Within each game mode is a wide range of tracks set across several countries such as the United Kingdom, New Zealand, Kenya and beyond, each location is well designed and adds a welcomed dose of variation to terrain types from loose gravel to thick snow. A good selection of cars are on hand and the more you race with them the more upgrade points you’ll earn to adjust performance factors as well as the option for cosmetic changes. The scenery is superb and although the cars are not licensed, they look the part, anyone who has half a clue about cars will be able to gauge what models they are based on. RRO is a tidy little package that feels like it should be all hidden behind paywalls and timed cooldowns but blissfully it’s free of microtransactions allowing us to just get on with the action.
So, with all these great locations to race around and cars to try out, how does it actually feel when we get on the track? Pretty damn good, to be honest. I have always preferred the more arcade-style of racers, though I did play the original Colin McRae back on the PS1 and dabbled in the Dirt and WRC series over the years, my real love of racing games comes from things like SEGA Rally and Motorstorm so the pick-up and play feel of RRO was well received. There are a variety of control options to choose from such as the traditional shoulder and analogue inputs to tilt controls as well as touch screen input if you want to get that mobile feeling on the Switch.
The Price of Success
I opted for traditional controls, as I’m old and lack coordination, though I did appreciate having options to suit various preferences. The controls felt responsive, with accelerating and braking being set to the L2 and R2 and steering with the left analogue, there is no need for a handbrake option here making RRO highly accessible. The tracks are well detailed, and a good sense of speed can be felt especially once a few engine upgrades have been applied. I was particularly impressed by how the various terrain provided a good sense of feedback and affected steering and breaking, not enough to frustrate but enough to keep things interesting plus the inclusion of the co-driver calling out the route with the classic “easy left into long easy right, over crest” etc, it brought back memories.
If I didn’t know ahead of time that this was a mobile game I would never have thought it was, RRO feels so suited to the Switch in every way it could have been an exclusive, hats off to developer Brownmonster for creating an experience that has the look and feel of something that should be much more expensive, RRO has a generous price tag of £4.99/$6.99 and in another showing of good form from the developers, the price is the same on both Mobile and Switch, a bargain if ever there was one.
Rush Rally Origins is a perfect example of a fun racer that manages to provide accessibility without sacrificing quality. With plenty of locations and a tidy selection of event types this is a great choice for casual racing fans who want to play on the go, and to quote a classic eighties villain “do you know what I like most about it? the price!”

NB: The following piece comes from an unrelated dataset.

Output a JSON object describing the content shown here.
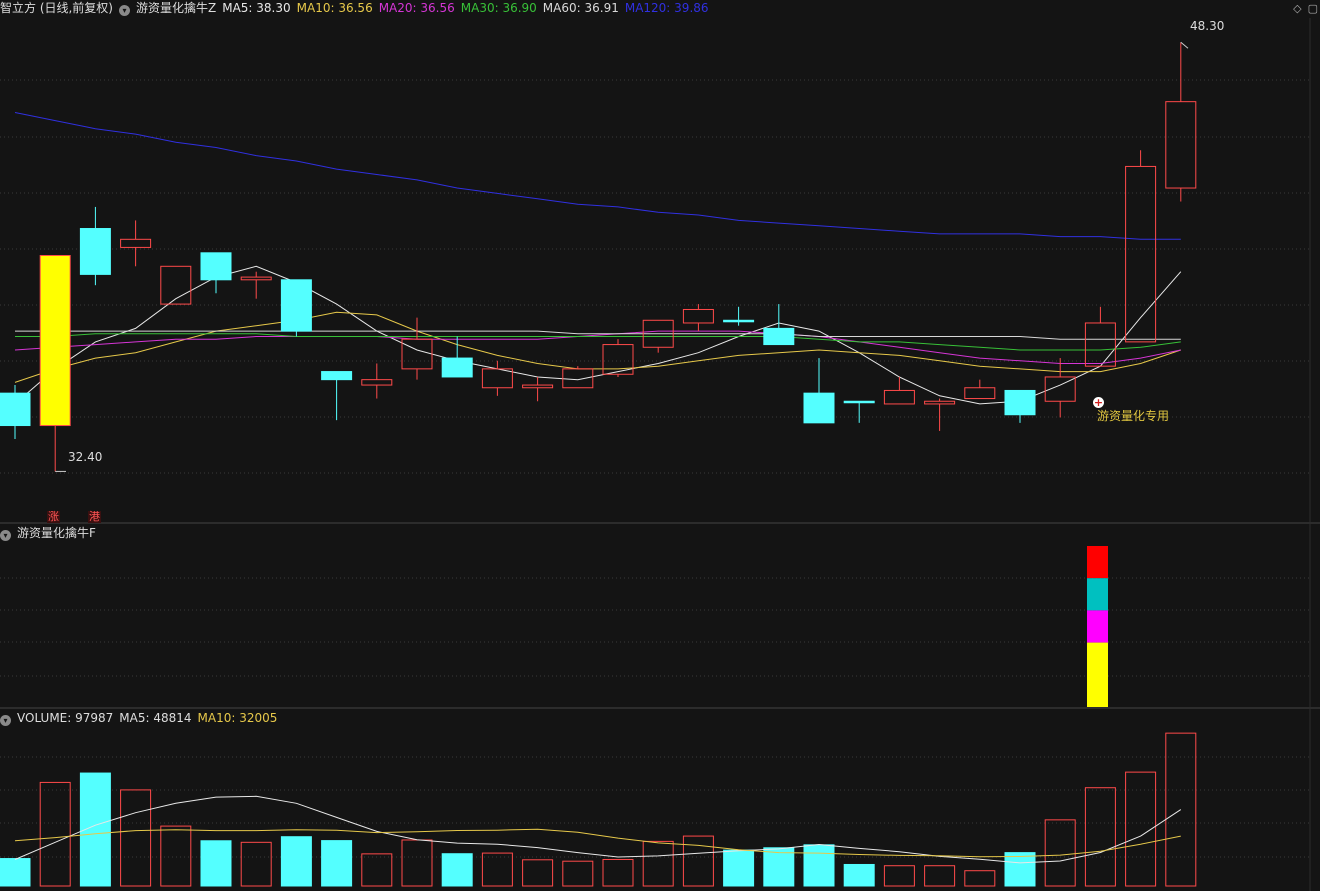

Review code provided
Platform: Nintendo, Mobile
Release Date: 19/08/2021
No. of Players: 1
Category: Racer, Arcade
Download link: US eShop / UK eShop